*TRY IT*: Note each line in the data below that holds "color", and copy it.

[Page and application data records]
*** Begin section ***

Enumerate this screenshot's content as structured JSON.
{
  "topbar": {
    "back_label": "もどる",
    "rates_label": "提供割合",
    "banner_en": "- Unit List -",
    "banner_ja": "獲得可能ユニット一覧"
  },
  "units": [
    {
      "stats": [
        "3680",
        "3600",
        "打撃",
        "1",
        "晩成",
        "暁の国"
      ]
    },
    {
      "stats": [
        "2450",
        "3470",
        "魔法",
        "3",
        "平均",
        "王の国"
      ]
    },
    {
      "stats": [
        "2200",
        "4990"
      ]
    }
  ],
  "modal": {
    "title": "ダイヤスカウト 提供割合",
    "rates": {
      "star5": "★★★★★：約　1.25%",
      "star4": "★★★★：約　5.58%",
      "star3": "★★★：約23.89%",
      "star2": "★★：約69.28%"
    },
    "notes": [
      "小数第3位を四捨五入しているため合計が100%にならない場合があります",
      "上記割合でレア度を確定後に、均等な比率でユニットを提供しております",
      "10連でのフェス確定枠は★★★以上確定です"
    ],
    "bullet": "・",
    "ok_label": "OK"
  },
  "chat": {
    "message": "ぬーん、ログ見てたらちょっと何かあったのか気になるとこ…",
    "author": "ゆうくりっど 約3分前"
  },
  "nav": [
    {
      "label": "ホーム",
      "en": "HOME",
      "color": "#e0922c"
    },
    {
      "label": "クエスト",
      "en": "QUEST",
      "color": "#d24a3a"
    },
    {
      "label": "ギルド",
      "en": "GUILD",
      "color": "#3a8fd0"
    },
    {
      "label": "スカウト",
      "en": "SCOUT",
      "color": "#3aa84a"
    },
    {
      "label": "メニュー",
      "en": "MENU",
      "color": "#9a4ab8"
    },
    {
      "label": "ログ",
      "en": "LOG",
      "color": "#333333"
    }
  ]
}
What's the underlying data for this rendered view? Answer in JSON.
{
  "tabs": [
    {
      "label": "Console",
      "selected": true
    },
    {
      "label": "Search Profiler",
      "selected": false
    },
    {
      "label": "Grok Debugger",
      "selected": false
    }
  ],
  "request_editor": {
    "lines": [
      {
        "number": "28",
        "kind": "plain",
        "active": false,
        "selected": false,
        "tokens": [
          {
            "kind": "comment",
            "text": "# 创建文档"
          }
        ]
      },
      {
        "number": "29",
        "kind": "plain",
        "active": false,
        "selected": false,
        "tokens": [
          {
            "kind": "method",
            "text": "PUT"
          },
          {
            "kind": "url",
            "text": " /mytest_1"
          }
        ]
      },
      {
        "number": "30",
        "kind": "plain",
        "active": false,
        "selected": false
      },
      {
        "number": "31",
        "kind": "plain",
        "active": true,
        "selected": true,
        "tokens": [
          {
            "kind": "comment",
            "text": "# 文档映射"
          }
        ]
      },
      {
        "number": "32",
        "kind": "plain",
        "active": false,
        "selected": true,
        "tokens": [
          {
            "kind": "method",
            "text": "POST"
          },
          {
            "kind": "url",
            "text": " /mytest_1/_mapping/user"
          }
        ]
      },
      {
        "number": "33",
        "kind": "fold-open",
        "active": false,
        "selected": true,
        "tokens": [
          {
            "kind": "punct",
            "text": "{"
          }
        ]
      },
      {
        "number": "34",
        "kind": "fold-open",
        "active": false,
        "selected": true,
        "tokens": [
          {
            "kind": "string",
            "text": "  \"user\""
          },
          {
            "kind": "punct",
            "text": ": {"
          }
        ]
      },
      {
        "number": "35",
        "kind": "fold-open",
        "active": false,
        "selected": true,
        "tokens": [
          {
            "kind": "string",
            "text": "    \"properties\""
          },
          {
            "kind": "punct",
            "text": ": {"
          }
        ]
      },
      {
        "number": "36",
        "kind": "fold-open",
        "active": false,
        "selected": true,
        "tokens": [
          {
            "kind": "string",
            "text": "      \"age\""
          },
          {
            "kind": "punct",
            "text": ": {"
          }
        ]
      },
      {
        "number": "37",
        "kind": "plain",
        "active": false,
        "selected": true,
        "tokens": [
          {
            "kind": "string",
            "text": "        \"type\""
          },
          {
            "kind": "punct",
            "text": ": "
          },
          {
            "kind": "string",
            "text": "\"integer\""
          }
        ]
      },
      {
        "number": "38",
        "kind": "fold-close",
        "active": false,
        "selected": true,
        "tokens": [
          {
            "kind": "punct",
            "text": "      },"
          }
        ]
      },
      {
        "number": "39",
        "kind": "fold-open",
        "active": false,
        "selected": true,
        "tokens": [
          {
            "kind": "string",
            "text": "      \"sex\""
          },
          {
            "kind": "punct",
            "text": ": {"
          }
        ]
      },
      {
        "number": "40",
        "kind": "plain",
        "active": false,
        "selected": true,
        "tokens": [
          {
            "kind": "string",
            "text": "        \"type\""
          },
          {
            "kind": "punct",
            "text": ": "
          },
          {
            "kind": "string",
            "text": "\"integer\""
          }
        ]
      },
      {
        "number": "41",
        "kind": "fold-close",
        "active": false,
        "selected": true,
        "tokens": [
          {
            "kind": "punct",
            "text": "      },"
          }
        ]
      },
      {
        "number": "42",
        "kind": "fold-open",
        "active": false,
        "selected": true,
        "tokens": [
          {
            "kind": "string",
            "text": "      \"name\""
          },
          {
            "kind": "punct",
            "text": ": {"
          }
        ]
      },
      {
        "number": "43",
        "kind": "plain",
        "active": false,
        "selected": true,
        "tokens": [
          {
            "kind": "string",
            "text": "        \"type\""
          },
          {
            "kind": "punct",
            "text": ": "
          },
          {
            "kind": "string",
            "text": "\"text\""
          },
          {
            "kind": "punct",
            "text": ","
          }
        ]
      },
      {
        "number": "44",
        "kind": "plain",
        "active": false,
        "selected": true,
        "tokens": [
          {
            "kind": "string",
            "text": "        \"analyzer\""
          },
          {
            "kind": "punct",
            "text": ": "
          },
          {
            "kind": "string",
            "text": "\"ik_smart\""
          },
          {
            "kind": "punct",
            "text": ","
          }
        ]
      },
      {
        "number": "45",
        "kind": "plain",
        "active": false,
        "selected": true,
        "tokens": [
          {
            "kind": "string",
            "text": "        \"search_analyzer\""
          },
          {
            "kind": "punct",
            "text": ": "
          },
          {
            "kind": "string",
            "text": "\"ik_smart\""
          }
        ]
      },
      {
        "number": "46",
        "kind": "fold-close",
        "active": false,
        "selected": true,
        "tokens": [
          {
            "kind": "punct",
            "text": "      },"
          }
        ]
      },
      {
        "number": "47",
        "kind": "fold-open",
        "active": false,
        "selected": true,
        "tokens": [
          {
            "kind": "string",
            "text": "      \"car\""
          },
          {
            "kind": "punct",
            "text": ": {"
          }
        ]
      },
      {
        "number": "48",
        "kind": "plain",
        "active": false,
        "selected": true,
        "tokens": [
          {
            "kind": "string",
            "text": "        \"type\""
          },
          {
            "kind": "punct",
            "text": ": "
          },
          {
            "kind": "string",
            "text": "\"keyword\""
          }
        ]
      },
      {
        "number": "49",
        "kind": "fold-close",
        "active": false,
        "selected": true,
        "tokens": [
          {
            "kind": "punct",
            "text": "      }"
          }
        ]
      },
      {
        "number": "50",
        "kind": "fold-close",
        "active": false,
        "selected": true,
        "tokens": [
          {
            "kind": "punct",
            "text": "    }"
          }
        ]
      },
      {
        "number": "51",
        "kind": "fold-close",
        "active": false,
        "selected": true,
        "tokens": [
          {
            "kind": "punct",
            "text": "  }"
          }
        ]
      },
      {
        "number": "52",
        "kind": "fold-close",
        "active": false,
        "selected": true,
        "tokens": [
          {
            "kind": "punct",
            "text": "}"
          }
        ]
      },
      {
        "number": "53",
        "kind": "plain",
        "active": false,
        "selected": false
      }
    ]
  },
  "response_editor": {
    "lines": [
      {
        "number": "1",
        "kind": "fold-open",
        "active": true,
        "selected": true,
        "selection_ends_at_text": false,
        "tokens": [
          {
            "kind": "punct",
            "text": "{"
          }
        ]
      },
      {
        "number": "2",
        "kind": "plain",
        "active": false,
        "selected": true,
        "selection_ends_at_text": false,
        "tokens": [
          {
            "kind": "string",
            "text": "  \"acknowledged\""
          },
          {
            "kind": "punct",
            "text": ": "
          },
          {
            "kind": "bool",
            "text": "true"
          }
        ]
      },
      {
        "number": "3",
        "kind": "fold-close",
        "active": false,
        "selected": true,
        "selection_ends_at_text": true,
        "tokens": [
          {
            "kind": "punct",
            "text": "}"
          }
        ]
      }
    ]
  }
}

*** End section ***

*RESULT OF THE EXERCISE*:
      "color": "#e0922c"
      "color": "#d24a3a"
      "color": "#3a8fd0"
      "color": "#3aa84a"
      "color": "#9a4ab8"
      "color": "#333333"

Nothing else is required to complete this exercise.